Scotland Announces First National Cyber Awards Ceremony
Key public bodies, along with leading private firms will endorse a new awards ceremony to recognise Scotland’s commitment towards cyber security excellence.
Set to take place in November this year, the awards will feature categories that celebrate innovative new technologies, the good practice of both small and established companies and progress within the education sector.
Recent research has revealed that large numbers of people receiving pension money do not take appropriate, qualified and professional advice on how to manage their money. Receipt of pension money is an event to be savoured and celebrated – it can also be the source of heartbreak, broken relationships and deterioration in health if not managed properly.
The situation in the UK is quite clear. Anyone offering financial advice must be registered with the Financial Conduct Authority. The reason for this is to make sure that people receive appropriate advice and guidance which is approved by the financial regulators. Taking advice from unqualified “financial consultants” or “investment managers” is a very risky business and exposes people to the risk of fraud resulting in significant financial losses. Moreover, should people find themselves out of pocket because of advice taken from unregistered consultants they are unlikely to have recourse to the financial compensation scheme.
Fraudsters have no conscience. They constantly seek innovative ways of relieving people of their hard earned cash. The methods they use are many and varied from cold calling investment opportunities to mail and telephone scams. Probably the most common method used is internet schemes where fraudsters pose (through e-mails and websites) as genuine businesses, enticing people into providing personal details or worse, bank details.
The message from the Scottish Business Resilience Centre is simple:
If you are in receipt of a lump sum, whether it be the proceeds of a pension or matured insurance policy, take advice from a trusted and qualified financial advisor. The names of all registered advisors are posted on the website of the Financial Conduct Authority and if your advisor’s name is not there you should be asking some serious questions.
Treat all cold callers (on the phone or at the door) with the utmost suspicion and do not provide or confirm any personal details until you are absolutely sure who you are dealing with. Do not be pressured into making a quick decision – this is a common method used by fraudsters who will tell you that the offer is off the table as soon as they leave you or hang up.

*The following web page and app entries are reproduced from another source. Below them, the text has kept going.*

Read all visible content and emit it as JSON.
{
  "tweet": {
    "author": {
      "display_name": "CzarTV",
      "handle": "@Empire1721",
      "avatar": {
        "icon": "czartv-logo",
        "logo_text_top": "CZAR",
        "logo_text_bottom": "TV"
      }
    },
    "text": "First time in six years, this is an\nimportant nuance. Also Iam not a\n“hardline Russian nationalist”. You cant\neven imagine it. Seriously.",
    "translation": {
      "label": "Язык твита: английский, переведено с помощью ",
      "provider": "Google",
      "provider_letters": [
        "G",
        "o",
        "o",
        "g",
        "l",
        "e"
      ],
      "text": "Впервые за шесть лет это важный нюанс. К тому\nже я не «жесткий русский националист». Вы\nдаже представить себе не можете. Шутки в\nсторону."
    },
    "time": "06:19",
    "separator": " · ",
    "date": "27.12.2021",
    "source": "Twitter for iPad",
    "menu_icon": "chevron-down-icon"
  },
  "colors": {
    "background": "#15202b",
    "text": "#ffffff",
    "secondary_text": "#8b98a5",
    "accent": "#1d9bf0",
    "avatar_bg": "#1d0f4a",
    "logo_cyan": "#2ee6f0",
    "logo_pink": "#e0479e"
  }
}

Never trust e-mails that you are not expecting. If you are in any way suspicious come out of the e-mail and search the sender of the e mail on a recognised search engine.
Remember that receipt of lump sums can often have the effect of making normal, rational, logical people vulnerable to scams and frauds. Be sensible, take a deep breath and consult with a qualified professional – a short pause at the start will give you the comfort of knowing that your decisions were sound and may save you a lot of heartache and regret later on.
A handy article from Cnet explains how to encrypt iOS and Android devices as well as detailing the pros and cons of encrypting certain devices. If you are considering encrypting your smartphone you may want to read the guide here.
Worried about Ransomware?
Thomas Stanford have produced a free guide on how to stay protected against this evolving threat. Find out more here. SWITCH IT OFF!
Why it's dangerous to leave your Wi Fi on as demonstrated by one of our superb speakers from the Trading Securely conference, Glenn Wilkinson.
Have you read the Little Book of Resilience?
It's author, Liggy Webb of The Learning Architect, has kindly made it available here for free. Click here or on the image above to start reading!
Cyber Security Advice videos from our Ethical Hacking Team
Our ethical hackers have recorded several videos which provide advice on different cyber security issues. The latest video is below and you can you can view the full range of videos by clicking here.